The news station cited FAIR Health, a nonprofit focused on health costs and health insurance transparency, as a source. FAIR Health  analyzed national data from January to May 2020, near the start and first peak of the pandemic, to assess the costs of hospitalization for a COVID-19 patient.

FAIR Health highlighted the median — the middle point — for two different measures of cost:

  • the charge amount, which is the amount charged to a patient who is uninsured or obtaining an out-of-network service;

  • and the allowed amount, which is the total fee negotiated between an insurance plan and a provider for an in-network service. The allowed amount includes both the insurer’s and the member’s share of the total fee.

The median charge amount for a COVID-19 hospitalization ranged from $34,662 for patients ages 23 to 30, to $45,683 for people ages 51 to 60,  according to FAIR Health.

The median estimated allowed amounts ranged from $17,094 for people over 70 to $24,012 for people ages 51 to 60.

Jayapal used the lowest number as an example of the cost of a hospitalization due to COVID-19, her spokesperson said.

What other sources show

The FAIR Health estimates for the median hospitalization cost are in line with what we found from other sources.

An Aug. 20  brief about unvaccinated COVID-19 hospitalizations from the Peterson Center on Healthcare and Kaiser Family Foundation said various sources suggest an average hospitalization cost of around $20,000.

The brief pointed to estimates from the Centers for Medicare and Medicaid Services, which said that the average Medicare fee-for-service COVID-19 hospitalization cost was  $24,033. (CMS said its data was preliminary.)

The Peterson-KFF report said that another study of Medicare fee-for-service enrollees pegged the average cost at  $21,752. According to that study, the mean cost was higher if the patient died in the hospital ($32,015) and was highest if the patient needed ventilator support ($49,441). Researchers also said there were racial and ethnic disparities in costs related to COVID-19.

"Racial and ethnic minority patients incurred higher medical costs than non-Hispanic white patients, and non-Hispanic Black and Hispanic patients accounted for disproportionately high numbers of hospitalizations requiring ventilator support and inpatient deaths,"  the study said.

The American Hospital Association referred us to the Peterson-KFF August brief. "It’s important to note that these reflect averages, and that there is significant variation — for example, some hospitalizations were as much as $80,000 for patients who had prolonged (intensive care unit) stays," said Thomas Jordan, a spokesperson for the trade group.

Exactly how much a person will end up paying out-of-pocket for a hospitalization also depends on multiple factors. For those with health insurance, that can depend on the type of plan they have.

Early in the pandemic, commercial insurers waived cost sharing for COVID-19 treatment, so those individuals might not pay any of the cost, said Ellen Meara, a professor of health economics and policy at the Harvard T.H. Chan School of Public Health. However, people with high deductibles in their private insurance plan, and Medicare-insured individuals can face high out-of-pocket costs — often in the thousands of dollars — due to cost sharing, she said.

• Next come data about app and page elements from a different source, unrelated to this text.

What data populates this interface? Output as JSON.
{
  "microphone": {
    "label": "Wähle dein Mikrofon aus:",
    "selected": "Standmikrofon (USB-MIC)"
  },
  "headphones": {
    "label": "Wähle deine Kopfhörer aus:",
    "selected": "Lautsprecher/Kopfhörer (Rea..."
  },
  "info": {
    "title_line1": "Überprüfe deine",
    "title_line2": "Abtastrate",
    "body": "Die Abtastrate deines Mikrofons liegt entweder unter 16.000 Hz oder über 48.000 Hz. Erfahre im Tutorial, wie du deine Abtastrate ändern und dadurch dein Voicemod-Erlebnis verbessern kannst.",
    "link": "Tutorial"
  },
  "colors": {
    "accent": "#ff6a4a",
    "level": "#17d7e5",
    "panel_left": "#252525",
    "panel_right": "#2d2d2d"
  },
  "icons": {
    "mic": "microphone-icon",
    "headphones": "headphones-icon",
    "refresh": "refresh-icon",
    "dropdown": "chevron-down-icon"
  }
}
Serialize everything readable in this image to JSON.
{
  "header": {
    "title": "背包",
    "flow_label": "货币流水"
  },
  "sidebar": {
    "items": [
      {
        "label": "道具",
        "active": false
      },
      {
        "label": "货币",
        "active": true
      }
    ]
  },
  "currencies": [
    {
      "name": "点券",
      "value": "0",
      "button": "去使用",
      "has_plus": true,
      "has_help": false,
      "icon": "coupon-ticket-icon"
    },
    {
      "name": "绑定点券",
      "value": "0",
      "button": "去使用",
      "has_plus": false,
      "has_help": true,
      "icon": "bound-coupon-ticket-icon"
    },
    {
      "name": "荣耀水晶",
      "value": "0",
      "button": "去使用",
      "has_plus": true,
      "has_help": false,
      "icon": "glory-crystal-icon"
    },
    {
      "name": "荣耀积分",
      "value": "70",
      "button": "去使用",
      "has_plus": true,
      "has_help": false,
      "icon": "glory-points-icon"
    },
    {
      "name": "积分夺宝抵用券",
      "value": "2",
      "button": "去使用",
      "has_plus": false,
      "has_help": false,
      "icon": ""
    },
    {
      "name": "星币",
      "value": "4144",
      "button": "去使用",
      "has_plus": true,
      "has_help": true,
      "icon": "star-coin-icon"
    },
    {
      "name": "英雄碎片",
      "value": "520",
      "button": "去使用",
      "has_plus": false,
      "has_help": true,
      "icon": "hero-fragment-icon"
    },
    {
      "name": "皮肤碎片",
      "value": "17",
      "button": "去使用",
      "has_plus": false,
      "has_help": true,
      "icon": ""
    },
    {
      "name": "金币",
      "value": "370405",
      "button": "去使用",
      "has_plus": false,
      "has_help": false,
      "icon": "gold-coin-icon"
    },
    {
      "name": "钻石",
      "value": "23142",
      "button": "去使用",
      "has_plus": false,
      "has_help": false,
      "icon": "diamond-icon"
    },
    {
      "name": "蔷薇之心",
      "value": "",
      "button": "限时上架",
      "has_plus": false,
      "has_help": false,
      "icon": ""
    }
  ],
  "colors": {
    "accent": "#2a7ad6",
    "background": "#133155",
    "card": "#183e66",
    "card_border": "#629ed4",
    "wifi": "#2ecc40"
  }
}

Delta Air Lines CEO Ed Bastian  said that unvaccinated employees enrolled in Delta’s account-based healthcare plan will be subject to a $200 monthly surcharge beginning Nov. 1,  "to address the financial risk the decision to not vaccinate is creating for our company." He said that the average employee’s hospital stay for COVID-19 has cost Delta $50,000 per person.

Our ruling

Jayapal said, "The average hospital stay for a case of COVID-19 costs about $17,064. The vaccine is free."

It’s difficult to determine an average cost for a hospital stay for COVID-19. Many individual factors can cause estimates to swing widely.

But Jayapal’s figure is in line with several credible estimates, and to her bigger point, the vaccine is much cheaper.

We rate her statement Mostly True.